By partnering with experienced, reputable asbestos removal companies and maintaining vigilance, procurement leaders can steer their organisations clear of the asbestos hazards of the past. The lives of occupants and workers hang in the balance. This asbestos removal guide for procurement professionals provides the knowledge needed to handle asbestos remediation safely and responsibly.
At Specialist Remediation Solutions, we are experts in safely removing asbestos from buildings across the UK. Our experienced and licensed contractors have successfully delivered hundreds of asbestos remediation projects while keeping stakeholders protected. If you need to procure asbestos removal services for your organisation, get in touch with us today.
We can provide a free, no obligation quote and project proposal tailored to your specific site and situation. Our team is ready to answer any questions you may have about navigating asbestos remediation as a facilities or procurement professional.
Don’t leave your property’s asbestos risks to chance. Contact Specialist Remediation Solutions now by calling 01234 567 890 or emailing email@example.com.

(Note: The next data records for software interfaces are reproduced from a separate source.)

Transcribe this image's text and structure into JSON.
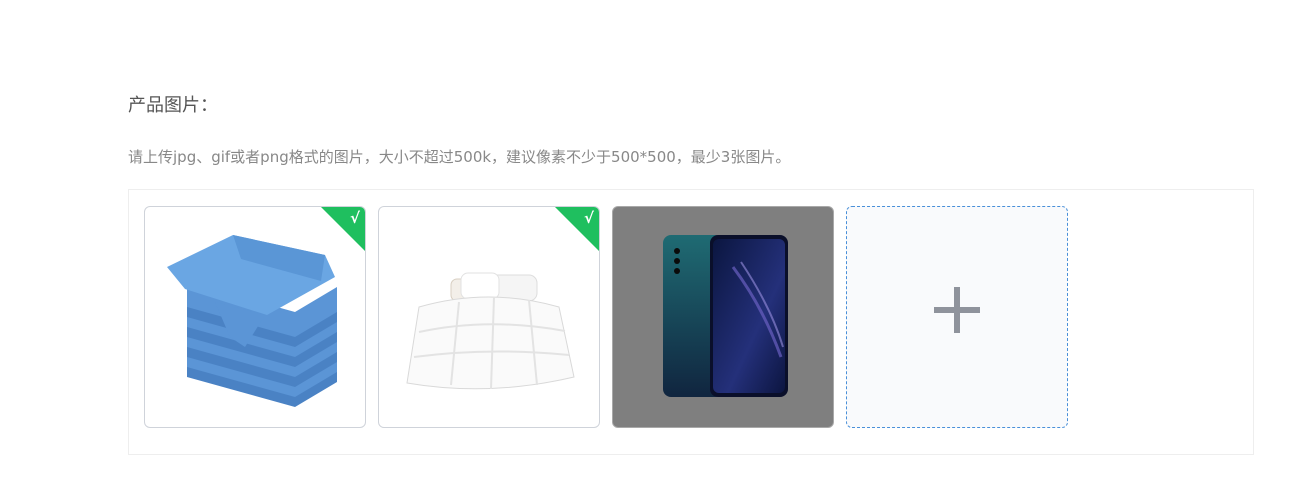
{
  "section": {
    "title": "产品图片：",
    "hint": "请上传jpg、gif或者png格式的图片，大小不超过500k，建议像素不少于500*500，最少3张图片。"
  },
  "images": [
    {
      "label": "towels",
      "selected": true,
      "badge": "√"
    },
    {
      "label": "duvet",
      "selected": true,
      "badge": "√"
    },
    {
      "label": "phone",
      "selected": false
    }
  ],
  "add_button": {
    "icon": "plus-icon"
  },
  "colors": {
    "badge_green": "#1fbf5f",
    "add_border": "#4a90d9",
    "plus": "#8f939c"
  }
}
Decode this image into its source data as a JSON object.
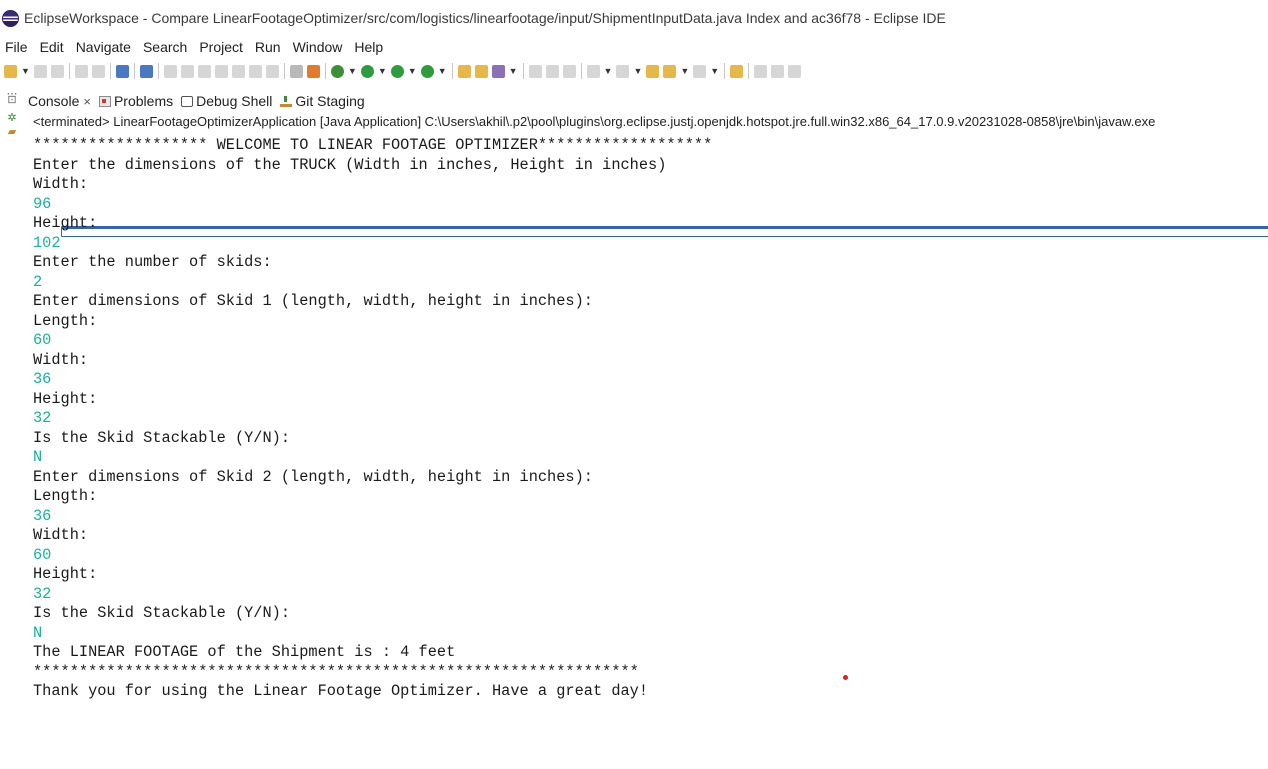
{
  "window": {
    "title": "EclipseWorkspace - Compare LinearFootageOptimizer/src/com/logistics/linearfootage/input/ShipmentInputData.java Index and ac36f78 - Eclipse IDE"
  },
  "menu": [
    "File",
    "Edit",
    "Navigate",
    "Search",
    "Project",
    "Run",
    "Window",
    "Help"
  ],
  "tabs": [
    {
      "label": "Console",
      "icon": "console-icon",
      "closable": true
    },
    {
      "label": "Problems",
      "icon": "problems-icon"
    },
    {
      "label": "Debug Shell",
      "icon": "debug-shell-icon"
    },
    {
      "label": "Git Staging",
      "icon": "git-staging-icon"
    }
  ],
  "console": {
    "status": "<terminated> LinearFootageOptimizerApplication [Java Application] C:\\Users\\akhil\\.p2\\pool\\plugins\\org.eclipse.justj.openjdk.hotspot.jre.full.win32.x86_64_17.0.9.v20231028-0858\\jre\\bin\\javaw.exe",
    "lines": [
      {
        "text": "******************* WELCOME TO LINEAR FOOTAGE OPTIMIZER*******************",
        "input": false
      },
      {
        "text": "Enter the dimensions of the TRUCK (Width in inches, Height in inches)",
        "input": false
      },
      {
        "text": "Width:",
        "input": false
      },
      {
        "text": "96",
        "input": true
      },
      {
        "text": "Height:",
        "input": false
      },
      {
        "text": "102",
        "input": true
      },
      {
        "text": "Enter the number of skids:",
        "input": false
      },
      {
        "text": "2",
        "input": true
      },
      {
        "text": "Enter dimensions of Skid 1 (length, width, height in inches):",
        "input": false
      },
      {
        "text": "Length:",
        "input": false
      },
      {
        "text": "60",
        "input": true
      },
      {
        "text": "Width:",
        "input": false
      },
      {
        "text": "36",
        "input": true
      },
      {
        "text": "Height:",
        "input": false
      },
      {
        "text": "32",
        "input": true
      },
      {
        "text": "Is the Skid Stackable (Y/N):",
        "input": false
      },
      {
        "text": "N",
        "input": true
      },
      {
        "text": "Enter dimensions of Skid 2 (length, width, height in inches):",
        "input": false
      },
      {
        "text": "Length:",
        "input": false
      },
      {
        "text": "36",
        "input": true
      },
      {
        "text": "Width:",
        "input": false
      },
      {
        "text": "60",
        "input": true
      },
      {
        "text": "Height:",
        "input": false
      },
      {
        "text": "32",
        "input": true
      },
      {
        "text": "Is the Skid Stackable (Y/N):",
        "input": false
      },
      {
        "text": "N",
        "input": true
      },
      {
        "text": "The LINEAR FOOTAGE of the Shipment is : 4 feet",
        "input": false
      },
      {
        "text": "******************************************************************",
        "input": false
      },
      {
        "text": "Thank you for using the Linear Footage Optimizer. Have a great day!",
        "input": false
      }
    ]
  },
  "colors": {
    "input_text": "#17b39a",
    "output_text": "#1a1a1a"
  }
}
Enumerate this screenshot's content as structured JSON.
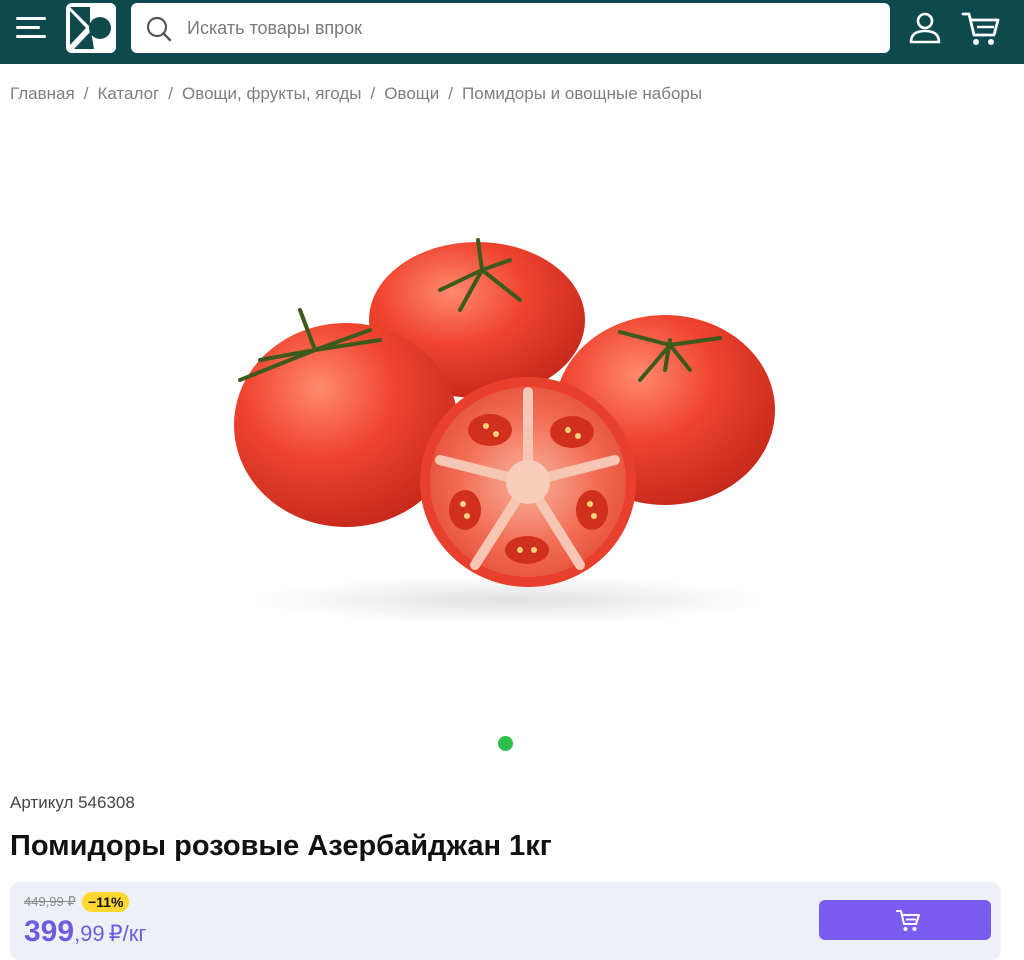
{
  "header": {
    "search_placeholder": "Искать товары впрок",
    "icons": [
      "menu-icon",
      "logo",
      "search-icon",
      "user-icon",
      "cart-icon"
    ],
    "colors": {
      "background": "#0e4a4d",
      "search_bg": "#ffffff"
    }
  },
  "breadcrumb": [
    {
      "label": "Главная"
    },
    {
      "label": "Каталог"
    },
    {
      "label": "Овощи, фрукты, ягоды"
    },
    {
      "label": "Овощи"
    },
    {
      "label": "Помидоры и овощные наборы"
    }
  ],
  "breadcrumb_separator": "/",
  "gallery": {
    "image": "tomatoes-image",
    "active_dot_color": "#2fbf4d"
  },
  "product": {
    "sku_label": "Артикул 546308",
    "title": "Помидоры розовые Азербайджан 1кг"
  },
  "price": {
    "old": "449,99 ₽",
    "discount": "−11%",
    "current_int": "399",
    "current_frac": ",99",
    "unit": "₽/кг",
    "colors": {
      "price": "#6f5bdc",
      "discount_bg": "#ffd733",
      "button": "#7a5cf0",
      "box_bg": "#edf0f6"
    }
  }
}
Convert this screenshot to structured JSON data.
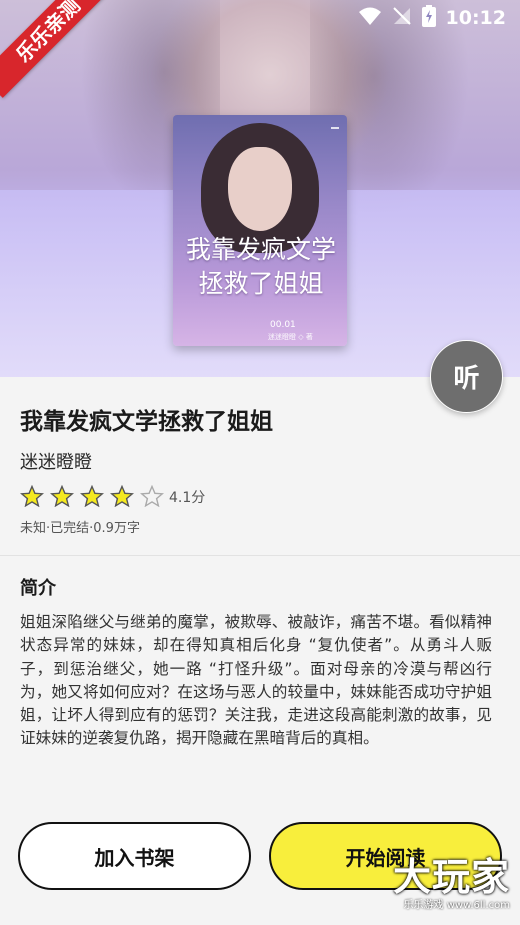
{
  "status_bar": {
    "time": "10:12"
  },
  "ribbon": {
    "label": "乐乐亲测"
  },
  "hero": {
    "bg_script": "我靠发疯文学\n拯救了姐姐"
  },
  "cover": {
    "title": "我靠发疯文学拯救了姐姐",
    "episode": "00.01",
    "sub": "迷迷瞪瞪 ◇ 著"
  },
  "listen_button": {
    "label": "听"
  },
  "book": {
    "title": "我靠发疯文学拯救了姐姐",
    "author": "迷迷瞪瞪",
    "rating": 4.1,
    "rating_label": "4.1分",
    "stars_filled": 4,
    "stars_total": 5,
    "meta": "未知·已完结·0.9万字"
  },
  "intro": {
    "heading": "简介",
    "text": "姐姐深陷继父与继弟的魔掌，被欺辱、被敲诈，痛苦不堪。看似精神状态异常的妹妹，却在得知真相后化身 “复仇使者”。从勇斗人贩子，到惩治继父，她一路 “打怪升级”。面对母亲的冷漠与帮凶行为，她又将如何应对？在这场与恶人的较量中，妹妹能否成功守护姐姐，让坏人得到应有的惩罚？关注我，走进这段高能刺激的故事，见证妹妹的逆袭复仇路，揭开隐藏在黑暗背后的真相。"
  },
  "buttons": {
    "add_shelf": "加入书架",
    "start_read": "开始阅读"
  },
  "watermark": {
    "main": "大玩家",
    "sub": "乐乐游戏 www.6ll.com"
  },
  "colors": {
    "star": "#f5e91f",
    "read_button": "#f8ee3c",
    "ribbon": "#d8262c"
  }
}
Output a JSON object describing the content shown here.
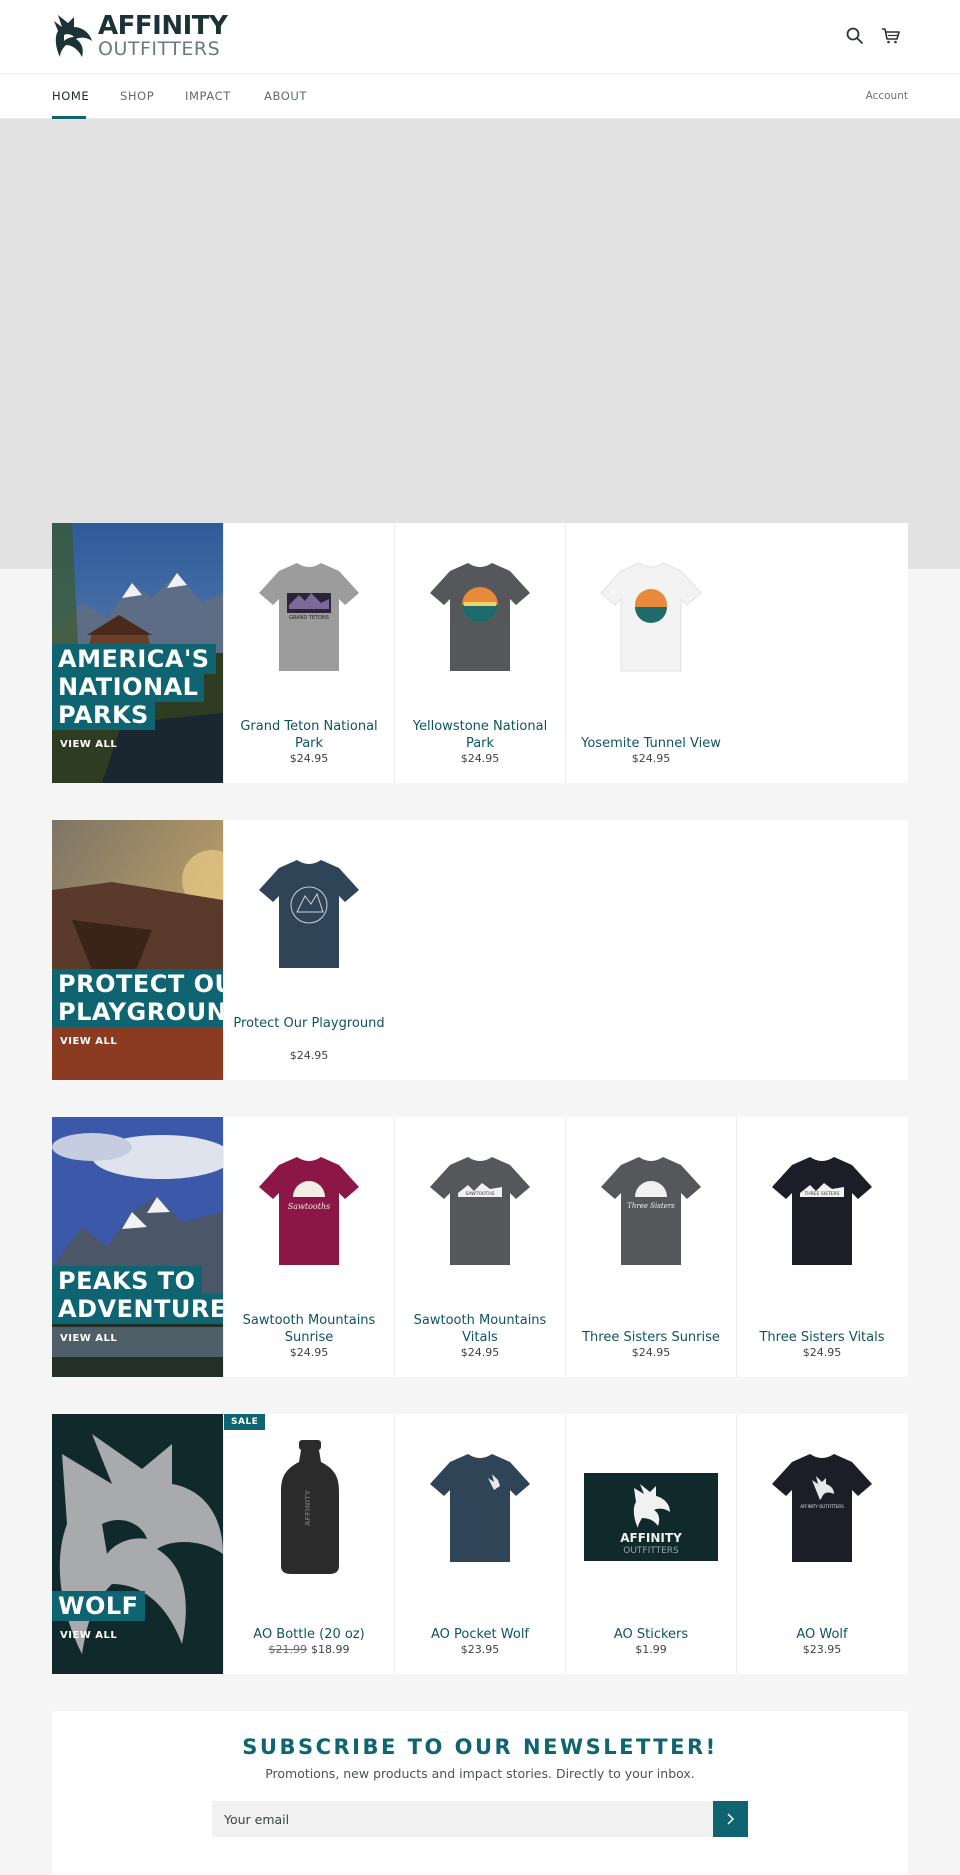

Frequently Asked Questions
Why is asbestos removal important for facilities managers?
Asbestos is a hazardous material that can cause serious illnesses if fibres are inhaled. Removing it from your buildings protects the health of occupants and workers. It also avoids legal liabilities.
What are the main asbestos regulations in the UK?
The Control of Asbestos Regulations 2012 are the main ones covering identification, removal, management, disposal and contractor licensing.
Should I remove asbestos that looks in good condition?
Only if you need to. It is best to remove any identified asbestos during renovations or demolition. Even materials in good condition can release fibres when disturbed.
How do I find an approved asbestos removal contractor?
The UK Health and Safety Executive (HSE) maintains a public database of licensed asbestos removal contractors who can legally perform this work.
What questions should I ask potential contractors?
Ask about their experience, training procedures, safety record, insurance coverage, references, and approach to delivering the project safely.
What oversight is required during asbestos removal?
You should have your own personnel and third-party analysts on-site to monitor work, conduct air tests, and ensure compliance. We can recommend companies to you.
How is asbestos waste disposed of?
Asbestos is classified as hazardous waste and must be double-bagged, labelled, and transported by licensed carriers to approved disposal sites.
What happens after the asbestos is removed?
The site must be cleaned thoroughly and pass clearance air monitoring tests. All records pertaining to the removal must be kept.
When do I need to update my asbestos register?
Update it immediately after removal to record what asbestos has been taken out. Also update if any additional asbestos is discovered or remains.
Where can I learn more about asbestos removal?
The Health and Safety Executive website has comprehensive asbestos guidance. Industry bodies like ARCA are also a good resource.